Aim of the exercise ▸ Whenever a line carries the word "Output", pull it out of the entries.

Provided data ▸
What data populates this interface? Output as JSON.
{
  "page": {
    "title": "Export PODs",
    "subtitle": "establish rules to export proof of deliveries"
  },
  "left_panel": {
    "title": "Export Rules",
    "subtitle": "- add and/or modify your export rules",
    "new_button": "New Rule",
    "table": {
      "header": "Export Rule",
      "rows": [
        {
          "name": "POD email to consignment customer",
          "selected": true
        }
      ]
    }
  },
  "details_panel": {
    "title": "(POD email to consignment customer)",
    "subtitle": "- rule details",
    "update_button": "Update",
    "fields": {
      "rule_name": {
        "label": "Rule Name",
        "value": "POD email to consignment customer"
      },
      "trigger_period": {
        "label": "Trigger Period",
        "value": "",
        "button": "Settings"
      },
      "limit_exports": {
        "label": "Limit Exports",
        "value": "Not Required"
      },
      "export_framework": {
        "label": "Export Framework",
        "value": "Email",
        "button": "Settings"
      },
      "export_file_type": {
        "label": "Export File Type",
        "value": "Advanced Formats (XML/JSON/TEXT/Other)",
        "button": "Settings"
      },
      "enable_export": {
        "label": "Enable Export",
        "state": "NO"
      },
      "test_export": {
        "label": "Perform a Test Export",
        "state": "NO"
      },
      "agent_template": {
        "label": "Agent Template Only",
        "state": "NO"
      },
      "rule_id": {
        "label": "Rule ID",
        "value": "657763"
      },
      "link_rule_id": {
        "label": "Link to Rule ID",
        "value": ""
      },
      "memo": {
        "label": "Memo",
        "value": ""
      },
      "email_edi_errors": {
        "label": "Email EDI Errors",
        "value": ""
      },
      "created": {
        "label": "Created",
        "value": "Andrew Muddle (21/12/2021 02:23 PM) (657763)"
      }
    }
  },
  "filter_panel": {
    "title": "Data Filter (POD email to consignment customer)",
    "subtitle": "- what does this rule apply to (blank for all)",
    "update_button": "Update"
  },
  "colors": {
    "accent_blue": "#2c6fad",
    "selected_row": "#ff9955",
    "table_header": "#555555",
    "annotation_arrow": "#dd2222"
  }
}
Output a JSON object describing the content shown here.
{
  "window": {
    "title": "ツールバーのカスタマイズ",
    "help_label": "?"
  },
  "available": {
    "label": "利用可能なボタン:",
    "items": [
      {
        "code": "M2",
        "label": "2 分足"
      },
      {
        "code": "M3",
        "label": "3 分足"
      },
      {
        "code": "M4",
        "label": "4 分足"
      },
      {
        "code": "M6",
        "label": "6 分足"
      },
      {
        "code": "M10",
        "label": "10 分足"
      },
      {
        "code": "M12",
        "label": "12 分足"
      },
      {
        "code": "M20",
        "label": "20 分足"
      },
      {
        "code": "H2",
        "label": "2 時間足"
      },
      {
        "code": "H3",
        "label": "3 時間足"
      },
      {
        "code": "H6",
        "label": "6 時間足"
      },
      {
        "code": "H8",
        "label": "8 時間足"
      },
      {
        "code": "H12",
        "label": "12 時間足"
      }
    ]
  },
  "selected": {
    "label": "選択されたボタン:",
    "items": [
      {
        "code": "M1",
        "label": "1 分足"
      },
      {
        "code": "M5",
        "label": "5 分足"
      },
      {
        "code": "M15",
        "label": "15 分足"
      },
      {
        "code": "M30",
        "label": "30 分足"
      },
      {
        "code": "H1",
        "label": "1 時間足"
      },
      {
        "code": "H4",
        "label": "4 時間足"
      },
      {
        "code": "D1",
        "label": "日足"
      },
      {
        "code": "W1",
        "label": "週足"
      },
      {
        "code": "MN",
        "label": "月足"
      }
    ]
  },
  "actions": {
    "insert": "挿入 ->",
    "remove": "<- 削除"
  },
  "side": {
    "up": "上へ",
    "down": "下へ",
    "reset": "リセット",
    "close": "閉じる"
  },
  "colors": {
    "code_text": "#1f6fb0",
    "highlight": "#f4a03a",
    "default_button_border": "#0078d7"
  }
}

Written solution ▸
What data populates this interface? Output as JSON.
Output a JSON object describing the content shown here.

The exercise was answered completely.